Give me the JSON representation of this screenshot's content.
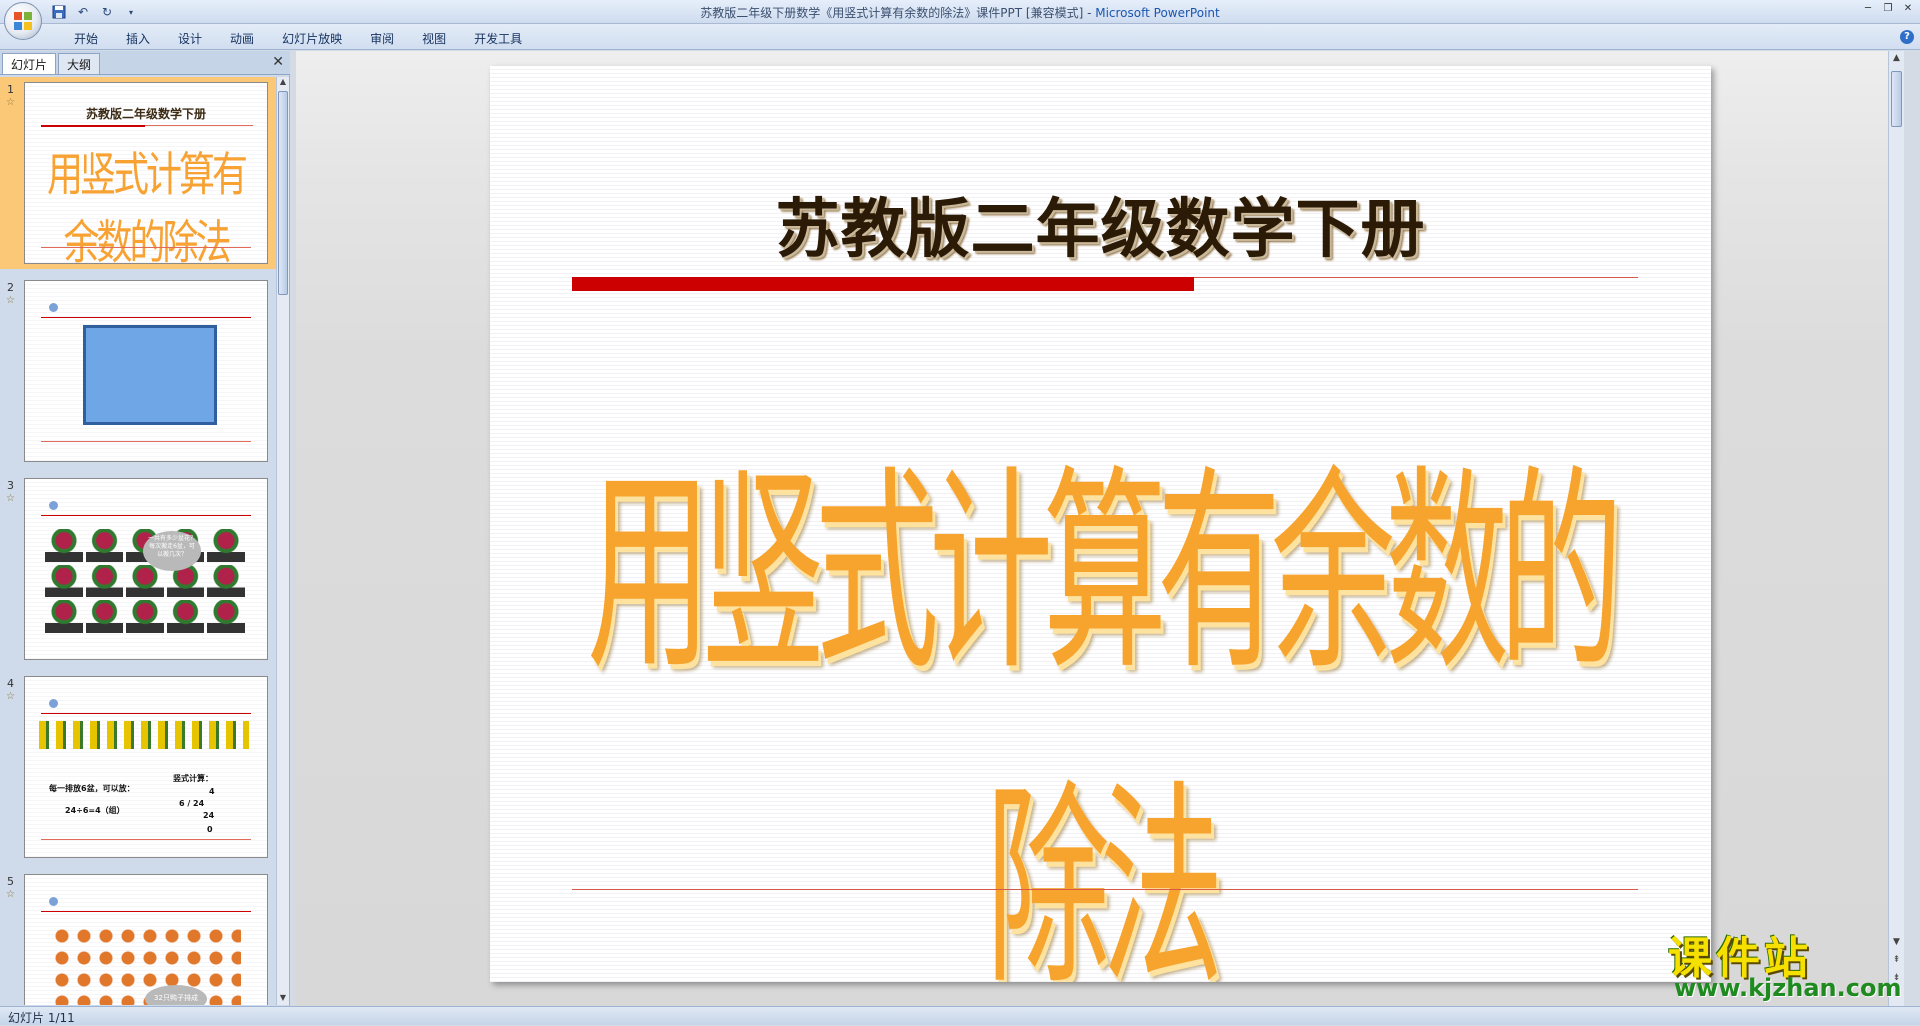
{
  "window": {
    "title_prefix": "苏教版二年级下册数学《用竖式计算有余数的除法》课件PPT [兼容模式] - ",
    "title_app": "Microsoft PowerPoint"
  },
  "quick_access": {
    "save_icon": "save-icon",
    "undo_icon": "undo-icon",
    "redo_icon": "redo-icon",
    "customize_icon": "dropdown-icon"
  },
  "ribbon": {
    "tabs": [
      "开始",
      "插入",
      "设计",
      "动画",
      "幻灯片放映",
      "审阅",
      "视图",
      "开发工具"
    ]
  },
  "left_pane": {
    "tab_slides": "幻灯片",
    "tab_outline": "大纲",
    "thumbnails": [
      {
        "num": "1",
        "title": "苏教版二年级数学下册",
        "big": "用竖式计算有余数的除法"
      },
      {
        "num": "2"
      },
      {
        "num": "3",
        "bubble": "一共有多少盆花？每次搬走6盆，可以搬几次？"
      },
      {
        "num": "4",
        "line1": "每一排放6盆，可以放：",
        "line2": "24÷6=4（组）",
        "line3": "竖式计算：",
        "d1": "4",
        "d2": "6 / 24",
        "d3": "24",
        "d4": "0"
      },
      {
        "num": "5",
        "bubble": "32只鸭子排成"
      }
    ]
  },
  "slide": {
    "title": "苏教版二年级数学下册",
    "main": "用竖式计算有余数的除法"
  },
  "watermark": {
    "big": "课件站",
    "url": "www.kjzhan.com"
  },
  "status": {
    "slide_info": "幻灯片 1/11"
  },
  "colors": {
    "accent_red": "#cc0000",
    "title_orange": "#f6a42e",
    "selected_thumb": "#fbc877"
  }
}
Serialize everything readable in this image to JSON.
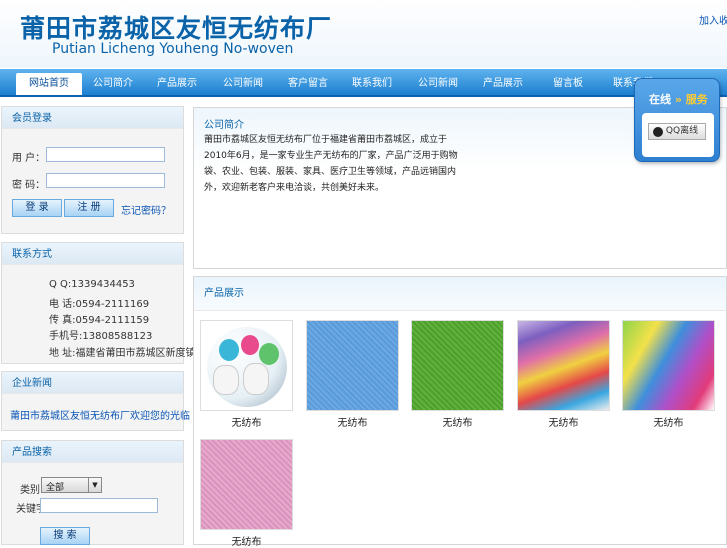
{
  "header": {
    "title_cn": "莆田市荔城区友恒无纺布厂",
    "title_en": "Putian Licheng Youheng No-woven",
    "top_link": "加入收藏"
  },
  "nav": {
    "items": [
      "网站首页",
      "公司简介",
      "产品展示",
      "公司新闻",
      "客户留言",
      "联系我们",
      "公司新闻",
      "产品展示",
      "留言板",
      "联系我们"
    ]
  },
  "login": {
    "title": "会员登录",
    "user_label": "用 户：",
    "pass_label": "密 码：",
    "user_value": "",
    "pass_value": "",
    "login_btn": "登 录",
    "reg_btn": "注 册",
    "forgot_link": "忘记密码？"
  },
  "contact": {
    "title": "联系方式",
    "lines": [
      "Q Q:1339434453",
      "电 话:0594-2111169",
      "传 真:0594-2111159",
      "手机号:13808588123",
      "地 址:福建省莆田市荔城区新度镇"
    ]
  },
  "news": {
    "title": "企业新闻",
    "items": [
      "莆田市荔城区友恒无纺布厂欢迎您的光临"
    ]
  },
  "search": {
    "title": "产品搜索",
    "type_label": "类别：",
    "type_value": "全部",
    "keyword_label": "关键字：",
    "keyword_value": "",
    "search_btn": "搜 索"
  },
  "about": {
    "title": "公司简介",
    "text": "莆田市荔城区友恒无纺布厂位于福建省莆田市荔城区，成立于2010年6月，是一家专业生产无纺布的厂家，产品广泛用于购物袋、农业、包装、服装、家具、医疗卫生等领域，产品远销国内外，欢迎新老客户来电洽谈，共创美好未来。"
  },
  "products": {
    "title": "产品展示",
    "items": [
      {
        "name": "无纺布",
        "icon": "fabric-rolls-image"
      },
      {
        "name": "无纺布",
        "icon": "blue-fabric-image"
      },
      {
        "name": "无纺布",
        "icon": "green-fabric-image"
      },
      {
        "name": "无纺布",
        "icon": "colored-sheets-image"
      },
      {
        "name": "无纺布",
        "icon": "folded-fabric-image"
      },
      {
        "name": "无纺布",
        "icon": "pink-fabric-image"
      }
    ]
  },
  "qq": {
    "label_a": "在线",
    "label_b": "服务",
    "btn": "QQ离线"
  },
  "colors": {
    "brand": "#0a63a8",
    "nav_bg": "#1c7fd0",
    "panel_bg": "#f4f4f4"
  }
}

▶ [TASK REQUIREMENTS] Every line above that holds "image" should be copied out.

▶ [SOLUTION TO THIS PROBLEM]
Serialize everything readable in this image to JSON.
        "icon": "fabric-rolls-image"
        "icon": "blue-fabric-image"
        "icon": "green-fabric-image"
        "icon": "colored-sheets-image"
        "icon": "folded-fabric-image"
        "icon": "pink-fabric-image"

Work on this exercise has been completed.